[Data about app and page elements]
►

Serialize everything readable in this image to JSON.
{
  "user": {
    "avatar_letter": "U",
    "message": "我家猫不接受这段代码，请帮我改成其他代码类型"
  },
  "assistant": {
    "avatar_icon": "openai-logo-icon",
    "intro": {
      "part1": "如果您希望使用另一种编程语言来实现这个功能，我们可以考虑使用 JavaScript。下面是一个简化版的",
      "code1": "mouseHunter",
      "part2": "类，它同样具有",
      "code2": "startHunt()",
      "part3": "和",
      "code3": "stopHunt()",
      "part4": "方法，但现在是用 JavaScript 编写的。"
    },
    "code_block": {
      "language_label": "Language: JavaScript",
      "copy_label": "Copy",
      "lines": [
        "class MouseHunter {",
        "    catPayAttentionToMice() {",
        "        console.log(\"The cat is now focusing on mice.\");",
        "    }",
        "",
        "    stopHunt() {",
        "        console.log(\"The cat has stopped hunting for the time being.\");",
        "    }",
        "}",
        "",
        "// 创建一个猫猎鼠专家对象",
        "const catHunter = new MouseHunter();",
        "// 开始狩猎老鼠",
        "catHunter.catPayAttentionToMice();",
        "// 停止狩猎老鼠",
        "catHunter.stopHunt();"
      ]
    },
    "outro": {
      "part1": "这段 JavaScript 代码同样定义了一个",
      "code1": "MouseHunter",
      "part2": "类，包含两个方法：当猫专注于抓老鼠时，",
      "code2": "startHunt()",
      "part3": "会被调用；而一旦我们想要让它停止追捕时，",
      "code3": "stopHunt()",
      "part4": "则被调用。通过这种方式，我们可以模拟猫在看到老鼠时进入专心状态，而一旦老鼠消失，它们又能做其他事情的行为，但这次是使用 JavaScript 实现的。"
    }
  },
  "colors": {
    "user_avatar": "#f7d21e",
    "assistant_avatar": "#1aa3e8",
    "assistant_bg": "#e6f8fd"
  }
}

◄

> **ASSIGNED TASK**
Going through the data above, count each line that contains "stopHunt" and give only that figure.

> **ANSWER TO THE PROBLEM**
4